▶ Extracted material:
************
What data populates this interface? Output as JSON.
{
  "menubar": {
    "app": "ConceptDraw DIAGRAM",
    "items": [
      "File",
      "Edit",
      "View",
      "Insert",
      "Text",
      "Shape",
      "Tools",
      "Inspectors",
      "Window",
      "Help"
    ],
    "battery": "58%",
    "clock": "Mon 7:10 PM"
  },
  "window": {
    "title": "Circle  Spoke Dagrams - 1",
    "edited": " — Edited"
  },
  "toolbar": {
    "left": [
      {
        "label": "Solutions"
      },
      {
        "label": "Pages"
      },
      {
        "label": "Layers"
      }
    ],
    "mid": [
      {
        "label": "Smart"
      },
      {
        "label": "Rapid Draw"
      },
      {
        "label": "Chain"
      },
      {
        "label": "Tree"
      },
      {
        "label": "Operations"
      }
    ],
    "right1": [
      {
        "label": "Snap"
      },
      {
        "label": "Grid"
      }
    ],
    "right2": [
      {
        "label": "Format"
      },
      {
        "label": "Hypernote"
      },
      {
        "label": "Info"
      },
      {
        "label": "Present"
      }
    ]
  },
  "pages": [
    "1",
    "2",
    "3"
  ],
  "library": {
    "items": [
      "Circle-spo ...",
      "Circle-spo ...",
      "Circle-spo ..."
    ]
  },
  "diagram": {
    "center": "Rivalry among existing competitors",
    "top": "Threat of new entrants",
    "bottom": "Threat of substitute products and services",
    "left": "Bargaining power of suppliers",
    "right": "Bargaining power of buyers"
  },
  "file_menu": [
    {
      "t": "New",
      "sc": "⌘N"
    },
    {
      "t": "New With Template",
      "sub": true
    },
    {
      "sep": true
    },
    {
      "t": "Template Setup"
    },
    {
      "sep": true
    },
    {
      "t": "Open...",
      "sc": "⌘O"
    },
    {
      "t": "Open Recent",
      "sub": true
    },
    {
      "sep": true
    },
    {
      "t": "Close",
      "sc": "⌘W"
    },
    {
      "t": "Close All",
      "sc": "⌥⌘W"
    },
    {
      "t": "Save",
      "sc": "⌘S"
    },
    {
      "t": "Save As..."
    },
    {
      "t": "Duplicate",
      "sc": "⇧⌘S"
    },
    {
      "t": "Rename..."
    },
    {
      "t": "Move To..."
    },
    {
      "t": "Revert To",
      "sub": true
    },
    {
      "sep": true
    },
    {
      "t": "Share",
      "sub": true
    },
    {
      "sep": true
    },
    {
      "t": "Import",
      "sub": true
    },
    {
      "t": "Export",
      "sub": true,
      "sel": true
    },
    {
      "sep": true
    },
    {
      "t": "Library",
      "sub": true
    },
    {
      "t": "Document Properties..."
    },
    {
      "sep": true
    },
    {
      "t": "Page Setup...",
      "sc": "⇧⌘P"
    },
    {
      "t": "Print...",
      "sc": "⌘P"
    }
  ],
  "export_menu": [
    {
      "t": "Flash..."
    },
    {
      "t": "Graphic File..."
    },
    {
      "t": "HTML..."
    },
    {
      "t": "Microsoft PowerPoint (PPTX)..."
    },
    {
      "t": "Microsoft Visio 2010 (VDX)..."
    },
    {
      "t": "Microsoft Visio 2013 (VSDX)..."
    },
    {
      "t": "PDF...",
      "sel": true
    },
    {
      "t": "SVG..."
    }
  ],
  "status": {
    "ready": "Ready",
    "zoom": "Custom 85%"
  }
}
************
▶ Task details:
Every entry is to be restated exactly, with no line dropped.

▶ Reply:
What data populates this interface? Output as JSON.
{
  "menubar": {
    "app": "ConceptDraw DIAGRAM",
    "items": [
      "File",
      "Edit",
      "View",
      "Insert",
      "Text",
      "Shape",
      "Tools",
      "Inspectors",
      "Window",
      "Help"
    ],
    "battery": "58%",
    "clock": "Mon 7:10 PM"
  },
  "window": {
    "title": "Circle  Spoke Dagrams - 1",
    "edited": " — Edited"
  },
  "toolbar": {
    "left": [
      {
        "label": "Solutions"
      },
      {
        "label": "Pages"
      },
      {
        "label": "Layers"
      }
    ],
    "mid": [
      {
        "label": "Smart"
      },
      {
        "label": "Rapid Draw"
      },
      {
        "label": "Chain"
      },
      {
        "label": "Tree"
      },
      {
        "label": "Operations"
      }
    ],
    "right1": [
      {
        "label": "Snap"
      },
      {
        "label": "Grid"
      }
    ],
    "right2": [
      {
        "label": "Format"
      },
      {
        "label": "Hypernote"
      },
      {
        "label": "Info"
      },
      {
        "label": "Present"
      }
    ]
  },
  "pages": [
    "1",
    "2",
    "3"
  ],
  "library": {
    "items": [
      "Circle-spo ...",
      "Circle-spo ...",
      "Circle-spo ..."
    ]
  },
  "diagram": {
    "center": "Rivalry among existing competitors",
    "top": "Threat of new entrants",
    "bottom": "Threat of substitute products and services",
    "left": "Bargaining power of suppliers",
    "right": "Bargaining power of buyers"
  },
  "file_menu": [
    {
      "t": "New",
      "sc": "⌘N"
    },
    {
      "t": "New With Template",
      "sub": true
    },
    {
      "sep": true
    },
    {
      "t": "Template Setup"
    },
    {
      "sep": true
    },
    {
      "t": "Open...",
      "sc": "⌘O"
    },
    {
      "t": "Open Recent",
      "sub": true
    },
    {
      "sep": true
    },
    {
      "t": "Close",
      "sc": "⌘W"
    },
    {
      "t": "Close All",
      "sc": "⌥⌘W"
    },
    {
      "t": "Save",
      "sc": "⌘S"
    },
    {
      "t": "Save As..."
    },
    {
      "t": "Duplicate",
      "sc": "⇧⌘S"
    },
    {
      "t": "Rename..."
    },
    {
      "t": "Move To..."
    },
    {
      "t": "Revert To",
      "sub": true
    },
    {
      "sep": true
    },
    {
      "t": "Share",
      "sub": true
    },
    {
      "sep": true
    },
    {
      "t": "Import",
      "sub": true
    },
    {
      "t": "Export",
      "sub": true,
      "sel": true
    },
    {
      "sep": true
    },
    {
      "t": "Library",
      "sub": true
    },
    {
      "t": "Document Properties..."
    },
    {
      "sep": true
    },
    {
      "t": "Page Setup...",
      "sc": "⇧⌘P"
    },
    {
      "t": "Print...",
      "sc": "⌘P"
    }
  ],
  "export_menu": [
    {
      "t": "Flash..."
    },
    {
      "t": "Graphic File..."
    },
    {
      "t": "HTML..."
    },
    {
      "t": "Microsoft PowerPoint (PPTX)..."
    },
    {
      "t": "Microsoft Visio 2010 (VDX)..."
    },
    {
      "t": "Microsoft Visio 2013 (VSDX)..."
    },
    {
      "t": "PDF...",
      "sel": true
    },
    {
      "t": "SVG..."
    }
  ],
  "status": {
    "ready": "Ready",
    "zoom": "Custom 85%"
  }
}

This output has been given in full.